From the editor-in-chief's description of the issue:
Just about any night on the evening news, you can hear about the trials and tribulations of one city or another. Well, if you think Chicago has troubles, or Cleveland has problems, wait till your travels take you to "Barnacus: City in peril." That's the title, and the topic, of this issue's AD&D adventure, which earned its creator, Francois Nantel, first place in category A-8 of our Module Design Contest. Getting through the gate is a snap, but after that things get a lot tougher.
If you want to think of this issue as a Christmas present, then you couldn't ask for better gift-wrapping than this month's cover painting. "Crystal Visions" is the latest in a long line of Clyde Caldwell creations to adorn our cover. Even though Clyde now works for TSR, Inc., and doesn't have a lot of time on his hands, he has promised to work on another cover piece real soon.
The features inside this issue range from the practical to the philosophical, with stops at several places in between. David Godwin wrote "How many coins in a coffer?" in an effort to keep a lid (so to speak) on the eternal acquisition of treasure that seems to be a fact of so many characters' lives: Remember, you've gotta keep all those gorgeous gold pieces somewhere - and you can't fit your life savings into the pouch on your belt. The number-crunchers among you will also enjoy Leomund's Tiny Hut, wherein Len Lakofka delivers unto us some revised and reorganized tables for combat, saving throws, and experience-point values.

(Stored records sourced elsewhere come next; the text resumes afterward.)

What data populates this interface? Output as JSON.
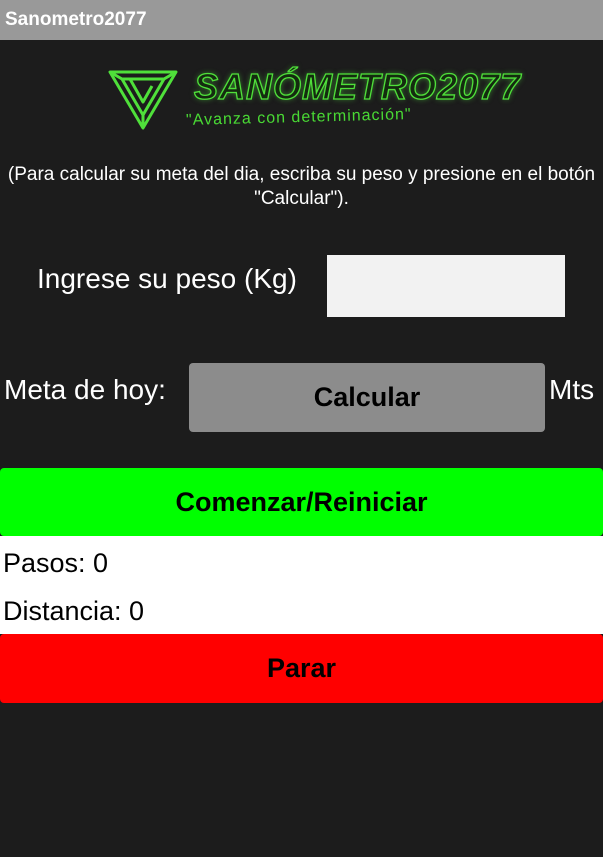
{
  "app": {
    "title": "Sanometro2077"
  },
  "logo": {
    "title": "SANÓMETRO2077",
    "slogan": "\"Avanza con determinación\"",
    "icon": "impossible-triangle-icon",
    "color": "#4fe03a"
  },
  "instructions": "(Para calcular su meta del dia, escriba su peso y presione en el botón \"Calcular\").",
  "weight": {
    "label": "Ingrese su peso (Kg)",
    "value": ""
  },
  "goal": {
    "label": "Meta de hoy:",
    "button_label": "Calcular",
    "unit": "Mts"
  },
  "controls": {
    "start_label": "Comenzar/Reiniciar",
    "start_color": "#00ff00",
    "stop_label": "Parar",
    "stop_color": "#ff0000"
  },
  "stats": {
    "steps": "Pasos: 0",
    "distance": "Distancia: 0"
  }
}
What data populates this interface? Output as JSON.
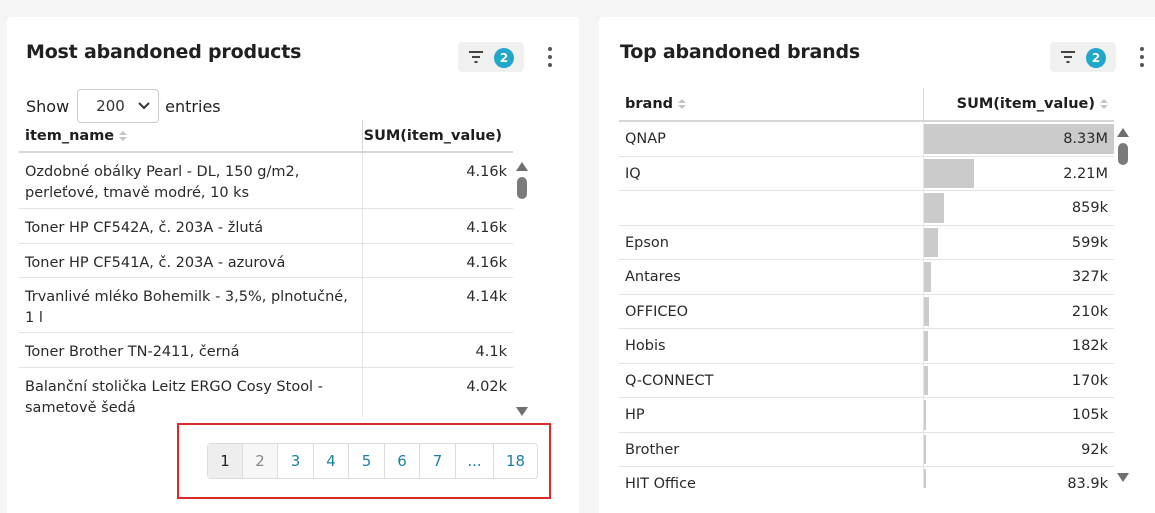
{
  "products_card": {
    "title": "Most abandoned products",
    "filter_count": "2",
    "show_label": "Show",
    "entries_value": "200",
    "entries_label": "entries",
    "columns": [
      "item_name",
      "SUM(item_value)"
    ],
    "rows": [
      {
        "name": "Ozdobné obálky Pearl - DL, 150 g/m2, perleťové, tmavě modré, 10 ks",
        "value": "4.16k"
      },
      {
        "name": "Toner HP CF542A, č. 203A - žlutá",
        "value": "4.16k"
      },
      {
        "name": "Toner HP CF541A, č. 203A - azurová",
        "value": "4.16k"
      },
      {
        "name": "Trvanlivé mléko Bohemilk - 3,5%, plnotučné, 1 l",
        "value": "4.14k"
      },
      {
        "name": "Toner Brother TN-2411, černá",
        "value": "4.1k"
      },
      {
        "name": "Balanční stolička Leitz ERGO Cosy Stool - sametově šedá",
        "value": "4.02k"
      }
    ],
    "pagination": [
      "1",
      "2",
      "3",
      "4",
      "5",
      "6",
      "7",
      "...",
      "18"
    ]
  },
  "brands_card": {
    "title": "Top abandoned brands",
    "filter_count": "2",
    "columns": [
      "brand",
      "SUM(item_value)"
    ],
    "rows": [
      {
        "brand": "QNAP",
        "value": "8.33M",
        "fraction": 1.0
      },
      {
        "brand": "IQ",
        "value": "2.21M",
        "fraction": 0.265
      },
      {
        "brand": "",
        "value": "859k",
        "fraction": 0.103
      },
      {
        "brand": "Epson",
        "value": "599k",
        "fraction": 0.072
      },
      {
        "brand": "Antares",
        "value": "327k",
        "fraction": 0.039
      },
      {
        "brand": "OFFICEO",
        "value": "210k",
        "fraction": 0.025
      },
      {
        "brand": "Hobis",
        "value": "182k",
        "fraction": 0.022
      },
      {
        "brand": "Q-CONNECT",
        "value": "170k",
        "fraction": 0.02
      },
      {
        "brand": "HP",
        "value": "105k",
        "fraction": 0.013
      },
      {
        "brand": "Brother",
        "value": "92k",
        "fraction": 0.011
      },
      {
        "brand": "HIT Office",
        "value": "83.9k",
        "fraction": 0.01
      }
    ]
  },
  "colors": {
    "accent": "#20a7c9",
    "link": "#1e7fa3",
    "bar": "#cbcbcb",
    "highlight": "#d92b2b"
  }
}
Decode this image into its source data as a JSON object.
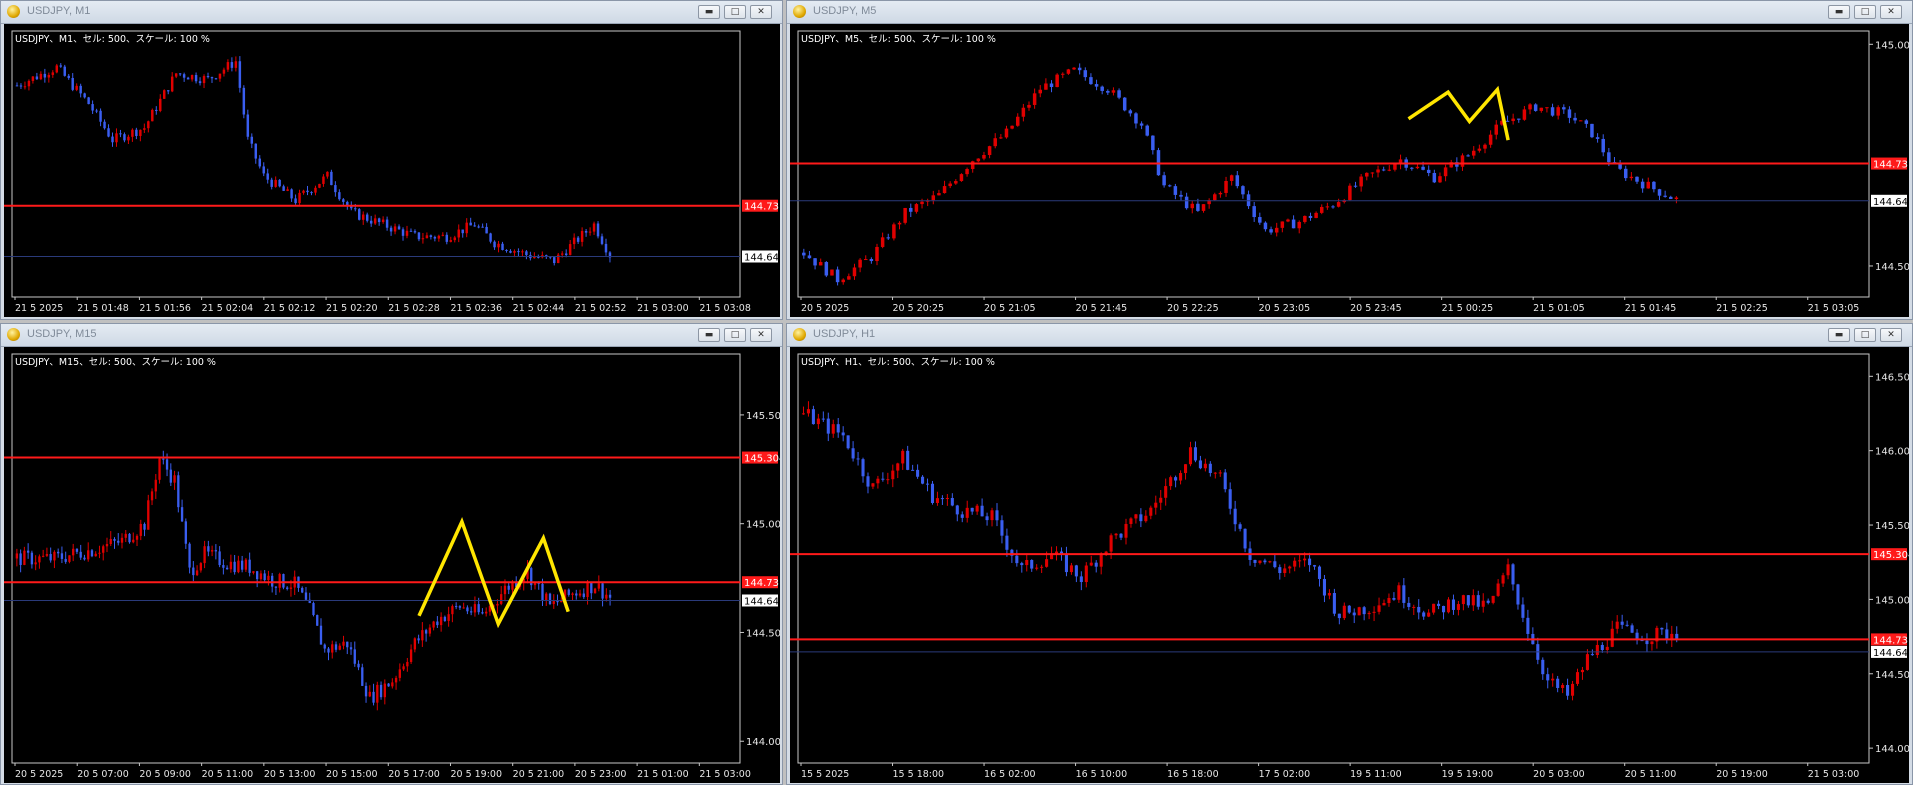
{
  "colors": {
    "bull": "#e00000",
    "bear": "#3a5ef0",
    "level": "#ff1a1a",
    "bid": "#2a3a7a",
    "pattern": "#ffe600",
    "bg": "#000000"
  },
  "windows": [
    {
      "id": "m1",
      "title": "USDJPY, M1",
      "info": "USDJPY、M1、セル: 500、スケール: 100 %",
      "xticks": [
        "21 5 2025",
        "21 5 01:48",
        "21 5 01:56",
        "21 5 02:04",
        "21 5 02:12",
        "21 5 02:20",
        "21 5 02:28",
        "21 5 02:36",
        "21 5 02:44",
        "21 5 02:52",
        "21 5 03:00",
        "21 5 03:08"
      ],
      "yticks": [],
      "ylim": [
        144.58,
        145.02
      ],
      "levels": [
        {
          "value": 144.731,
          "label": "144.731"
        }
      ],
      "bid": {
        "value": 144.647,
        "label": "144.647"
      },
      "anchors": [
        [
          0,
          144.93
        ],
        [
          10,
          144.96
        ],
        [
          18,
          144.9
        ],
        [
          24,
          144.84
        ],
        [
          32,
          144.86
        ],
        [
          40,
          144.95
        ],
        [
          48,
          144.94
        ],
        [
          55,
          144.97
        ],
        [
          58,
          144.84
        ],
        [
          62,
          144.78
        ],
        [
          70,
          144.74
        ],
        [
          78,
          144.78
        ],
        [
          84,
          144.72
        ],
        [
          92,
          144.7
        ],
        [
          100,
          144.68
        ],
        [
          108,
          144.68
        ],
        [
          115,
          144.7
        ],
        [
          120,
          144.67
        ],
        [
          128,
          144.65
        ],
        [
          135,
          144.64
        ],
        [
          140,
          144.67
        ],
        [
          145,
          144.7
        ],
        [
          149,
          144.65
        ]
      ],
      "pattern": []
    },
    {
      "id": "m5",
      "title": "USDJPY, M5",
      "info": "USDJPY、M5、セル: 500、スケール: 100 %",
      "xticks": [
        "20 5 2025",
        "20 5 20:25",
        "20 5 21:05",
        "20 5 21:45",
        "20 5 22:25",
        "20 5 23:05",
        "20 5 23:45",
        "21 5 00:25",
        "21 5 01:05",
        "21 5 01:45",
        "21 5 02:25",
        "21 5 03:05"
      ],
      "yticks": [
        {
          "v": 145.0,
          "label": "145.000"
        },
        {
          "v": 144.5,
          "label": "144.500"
        }
      ],
      "ylim": [
        144.43,
        145.03
      ],
      "levels": [
        {
          "value": 144.731,
          "label": "144.731"
        }
      ],
      "bid": {
        "value": 144.647,
        "label": "144.647"
      },
      "anchors": [
        [
          0,
          144.53
        ],
        [
          6,
          144.47
        ],
        [
          12,
          144.52
        ],
        [
          18,
          144.62
        ],
        [
          24,
          144.66
        ],
        [
          30,
          144.74
        ],
        [
          36,
          144.8
        ],
        [
          42,
          144.9
        ],
        [
          48,
          144.94
        ],
        [
          54,
          144.9
        ],
        [
          60,
          144.82
        ],
        [
          64,
          144.68
        ],
        [
          70,
          144.62
        ],
        [
          76,
          144.7
        ],
        [
          82,
          144.58
        ],
        [
          88,
          144.6
        ],
        [
          94,
          144.64
        ],
        [
          100,
          144.7
        ],
        [
          106,
          144.74
        ],
        [
          112,
          144.7
        ],
        [
          118,
          144.75
        ],
        [
          124,
          144.82
        ],
        [
          130,
          144.86
        ],
        [
          136,
          144.84
        ],
        [
          140,
          144.8
        ],
        [
          144,
          144.72
        ],
        [
          150,
          144.68
        ],
        [
          155,
          144.65
        ]
      ],
      "pattern": [
        [
          0.57,
          0.33
        ],
        [
          0.607,
          0.23
        ],
        [
          0.627,
          0.34
        ],
        [
          0.653,
          0.22
        ],
        [
          0.663,
          0.41
        ]
      ]
    },
    {
      "id": "m15",
      "title": "USDJPY, M15",
      "info": "USDJPY、M15、セル: 500、スケール: 100 %",
      "xticks": [
        "20 5 2025",
        "20 5 07:00",
        "20 5 09:00",
        "20 5 11:00",
        "20 5 13:00",
        "20 5 15:00",
        "20 5 17:00",
        "20 5 19:00",
        "20 5 21:00",
        "20 5 23:00",
        "21 5 01:00",
        "21 5 03:00"
      ],
      "yticks": [
        {
          "v": 145.5,
          "label": "145.500"
        },
        {
          "v": 145.0,
          "label": "145.000"
        },
        {
          "v": 144.5,
          "label": "144.500"
        },
        {
          "v": 144.0,
          "label": "144.000"
        }
      ],
      "ylim": [
        143.9,
        145.78
      ],
      "levels": [
        {
          "value": 145.304,
          "label": "145.304"
        },
        {
          "value": 144.731,
          "label": "144.731"
        }
      ],
      "bid": {
        "value": 144.647,
        "label": "144.647"
      },
      "anchors": [
        [
          0,
          144.84
        ],
        [
          10,
          144.84
        ],
        [
          20,
          144.88
        ],
        [
          28,
          144.92
        ],
        [
          34,
          145.0
        ],
        [
          38,
          145.3
        ],
        [
          42,
          145.2
        ],
        [
          46,
          144.78
        ],
        [
          50,
          144.86
        ],
        [
          56,
          144.82
        ],
        [
          62,
          144.8
        ],
        [
          68,
          144.74
        ],
        [
          74,
          144.72
        ],
        [
          78,
          144.6
        ],
        [
          82,
          144.42
        ],
        [
          88,
          144.45
        ],
        [
          94,
          144.2
        ],
        [
          100,
          144.28
        ],
        [
          106,
          144.45
        ],
        [
          112,
          144.56
        ],
        [
          118,
          144.62
        ],
        [
          124,
          144.58
        ],
        [
          130,
          144.7
        ],
        [
          136,
          144.78
        ],
        [
          142,
          144.62
        ],
        [
          148,
          144.68
        ],
        [
          154,
          144.72
        ],
        [
          158,
          144.66
        ]
      ],
      "pattern": [
        [
          0.559,
          0.64
        ],
        [
          0.618,
          0.41
        ],
        [
          0.668,
          0.66
        ],
        [
          0.73,
          0.45
        ],
        [
          0.764,
          0.63
        ]
      ]
    },
    {
      "id": "h1",
      "title": "USDJPY, H1",
      "info": "USDJPY、H1、セル: 500、スケール: 100 %",
      "xticks": [
        "15 5 2025",
        "15 5 18:00",
        "16 5 02:00",
        "16 5 10:00",
        "16 5 18:00",
        "17 5 02:00",
        "19 5 11:00",
        "19 5 19:00",
        "20 5 03:00",
        "20 5 11:00",
        "20 5 19:00",
        "21 5 03:00"
      ],
      "yticks": [
        {
          "v": 146.5,
          "label": "146.500"
        },
        {
          "v": 146.0,
          "label": "146.000"
        },
        {
          "v": 145.5,
          "label": "145.500"
        },
        {
          "v": 145.0,
          "label": "145.000"
        },
        {
          "v": 144.5,
          "label": "144.500"
        },
        {
          "v": 144.0,
          "label": "144.000"
        }
      ],
      "ylim": [
        143.9,
        146.65
      ],
      "levels": [
        {
          "value": 145.304,
          "label": "145.304"
        },
        {
          "value": 144.731,
          "label": "144.731"
        }
      ],
      "bid": {
        "value": 144.647,
        "label": "144.647"
      },
      "anchors": [
        [
          0,
          146.25
        ],
        [
          8,
          146.1
        ],
        [
          14,
          145.75
        ],
        [
          20,
          145.95
        ],
        [
          26,
          145.7
        ],
        [
          32,
          145.6
        ],
        [
          38,
          145.55
        ],
        [
          44,
          145.2
        ],
        [
          50,
          145.3
        ],
        [
          56,
          145.15
        ],
        [
          62,
          145.4
        ],
        [
          70,
          145.6
        ],
        [
          78,
          146.0
        ],
        [
          84,
          145.8
        ],
        [
          90,
          145.3
        ],
        [
          96,
          145.2
        ],
        [
          102,
          145.25
        ],
        [
          108,
          144.9
        ],
        [
          114,
          144.95
        ],
        [
          120,
          145.05
        ],
        [
          126,
          144.9
        ],
        [
          132,
          145.0
        ],
        [
          138,
          144.95
        ],
        [
          142,
          145.2
        ],
        [
          146,
          144.8
        ],
        [
          150,
          144.45
        ],
        [
          154,
          144.35
        ],
        [
          158,
          144.6
        ],
        [
          164,
          144.8
        ],
        [
          170,
          144.75
        ],
        [
          176,
          144.78
        ]
      ],
      "pattern": []
    }
  ]
}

Unofficial, but very interesting.
The philosophical extreme is represented by Mike Beeman's article, "Five keys to DMing success." Perhaps it should have been titled "Five C's," for a reason that will become clear when you read it - and in our opinion, it should be required reading for anyone running a campaign.
The next installment of our "ecology" series isn't quite deserving of that label, which is why we call it "The psychology of the doppelganger." Fraser Sherman (at least we think it was Fraser Sherman) offers up this tale, which sheds a lot of light on those shady shape-changers.
Katharine Kerr, a frequent contributor who has emerged as our resident historical expert, asks the question "Who lives in that castle?" and then proceeds to answer it with an overview of the many types of people that every castle-owner needs to keep his manor, ahem, well-manored.
And, leaping ahead several centuries in time and technology, John Warren favors us with his "Dungeons Master's Familiar," a computer program designed to take the drudgery of DMing out of the hands of humans and put it into the circuitry of a computer where it belongs. - KM